arrived here as indentured labourers. Ripped from the familiarity
of their village, quarantined in the then Calcutta and Madras;
packed into ships and landing in an alien environment only to be
dragooned onto plantations; these were the new slaves of the mid
nineteenth century. They resisted, preserved and their history
stands tall in our province.
Look around you and you will see the minarets of the Grey Street
mosque, the little Baptist Church in KwaDukuza, the Lord Shiva
standing guard over the Umgeni Road Temple and if you drive past
Blue Lagoon on a Friday afternoon people eating a mutton bunny on
the bonnet of their cars. Despite the best efforts of colonialism
and apartheid, this is a legacy that could never be erased and
never will be. The visit of the Indian Prime Minister renews a long
relationship with India.
Through trade, through cultural interchanges, through our common
vision for a more democratic global order, the knot that is
Indian-South African relations gets bound even more tightly. And
here in this province, Indian-African relations quickly overcome
the divisions and suspicion that is the legacy of apartheid.
Our communities have spilled too much blood in the struggle for
freedom, shared so much through the philosophies of Mahatma
Gandhi's Saytagraha and our own Ubuntu. To paraphrase the first
Prime Minster of India Jahwarlal Nehru, we share a common tryst
with destiny. And that notion of a common destiny was put
succinctly by President Thabo Mbeki: "Outwardly we are people of
many colours, races, cultures, languages and ancient origins. Yet
we are tied to one another by a million visible and invisible
threads. We share a common destiny from which none of us can escape
because together we are human, we are South African, we are
Building bonds, building relations
The relations between India and South Africa are historical and
traditional. Today, these relations have found a contemporary basis
in the close political, economic, cultural and social ties that the
two countries enjoy. It was apparent to me during the Prime
Minister's visit that His Excellency attached great importance to
the accelerated development of economic and commercial ties between
our two countries.
During my visit to India last year, I personally witnessed the vast
development that India has achieved in the years since its
independence.
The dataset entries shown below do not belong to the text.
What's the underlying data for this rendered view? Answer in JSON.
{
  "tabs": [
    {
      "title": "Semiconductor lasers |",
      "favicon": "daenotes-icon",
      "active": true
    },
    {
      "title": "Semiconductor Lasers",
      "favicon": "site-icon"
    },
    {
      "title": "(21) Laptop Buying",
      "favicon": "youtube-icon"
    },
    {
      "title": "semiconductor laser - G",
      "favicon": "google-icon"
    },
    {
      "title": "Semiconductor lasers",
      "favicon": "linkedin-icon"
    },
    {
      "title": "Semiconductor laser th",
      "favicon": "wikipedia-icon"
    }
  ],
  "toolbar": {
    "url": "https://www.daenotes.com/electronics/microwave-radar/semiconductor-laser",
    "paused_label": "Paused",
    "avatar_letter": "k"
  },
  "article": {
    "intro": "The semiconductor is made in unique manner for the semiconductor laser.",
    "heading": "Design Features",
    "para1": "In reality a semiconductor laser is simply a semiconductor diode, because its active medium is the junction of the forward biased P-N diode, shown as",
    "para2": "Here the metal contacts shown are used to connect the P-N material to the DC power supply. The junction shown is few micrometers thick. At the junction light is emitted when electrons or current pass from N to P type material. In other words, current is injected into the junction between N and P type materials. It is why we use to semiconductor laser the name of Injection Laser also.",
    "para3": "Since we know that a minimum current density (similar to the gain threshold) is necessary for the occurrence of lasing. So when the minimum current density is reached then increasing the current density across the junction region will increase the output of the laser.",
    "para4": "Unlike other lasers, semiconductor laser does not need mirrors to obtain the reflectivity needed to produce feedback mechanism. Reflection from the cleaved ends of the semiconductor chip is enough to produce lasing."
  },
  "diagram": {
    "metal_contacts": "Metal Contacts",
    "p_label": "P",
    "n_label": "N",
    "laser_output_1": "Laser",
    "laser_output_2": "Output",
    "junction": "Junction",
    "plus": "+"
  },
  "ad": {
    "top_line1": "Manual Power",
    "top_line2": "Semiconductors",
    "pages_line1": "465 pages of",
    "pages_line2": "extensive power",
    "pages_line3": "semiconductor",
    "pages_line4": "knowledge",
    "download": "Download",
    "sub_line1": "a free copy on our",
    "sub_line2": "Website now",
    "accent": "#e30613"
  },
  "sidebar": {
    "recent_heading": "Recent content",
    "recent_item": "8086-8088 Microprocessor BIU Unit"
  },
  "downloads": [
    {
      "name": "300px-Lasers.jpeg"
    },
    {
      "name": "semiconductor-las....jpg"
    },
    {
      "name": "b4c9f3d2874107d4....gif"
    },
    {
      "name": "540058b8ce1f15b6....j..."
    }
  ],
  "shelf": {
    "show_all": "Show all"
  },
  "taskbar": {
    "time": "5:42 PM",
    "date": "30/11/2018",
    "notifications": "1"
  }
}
Its rapid economic growth, and positioning as an
Information Technology superpower, has transformed the global
At the same time, India has made rapid strides in agricultural
development moving from a food deficit to a food surplus nation.
During that visit we signed a Memorandum of Understanding with
Punjab on trade, economic, cultural, scientific and technical
co-operation; the ruralness of Punjab, the Land of Five Rivers,
makes for common ground in addressing the developmental challenges
of our people.
KwaZulu-Natal therefore commends Punjab for the remarkable
achievement in turning the similar plight of the rural poor into a
thriving and growing state economy that has become known as the
"food basket of India. "KwaZulu-Natal has much to offer in return.
Trade and tourism links offer great potential and need to be
exploited fully. We have a lot to gain from increasing our
engagement with India. Already, a number of KZN based companies and
entities are investing in India. South African companies from KZN
have interests in Indian roads, bridges and airports; are supplying
high technology products to the Indian market and investing in real
estate, shopping malls and tourism infrastructure. I am sure many
of our enterprising businesspersons engaged in such ventures are
among us this evening.
The Indian side has been equally focused on opportunities in the
KZN province. Indian companies have invested in hotels and tourism,
steel, automobiles and busses, tyres, cosmetics, engineering and a
wide variety of other areas that could enhance our technological
and financial base and create employment opportunities for our
skilled and semi-skilled labour.
In closing, let me thank all those of you who are here this evening
for your interest in maintaining the closest of relations between
our country and India. We hope the Consulate General of India will
continue to arrange many more such events that do so much to bring
our countries closer together at a popular level.
Issued: KwaZulu-Natal Provincial Government
14 November 2006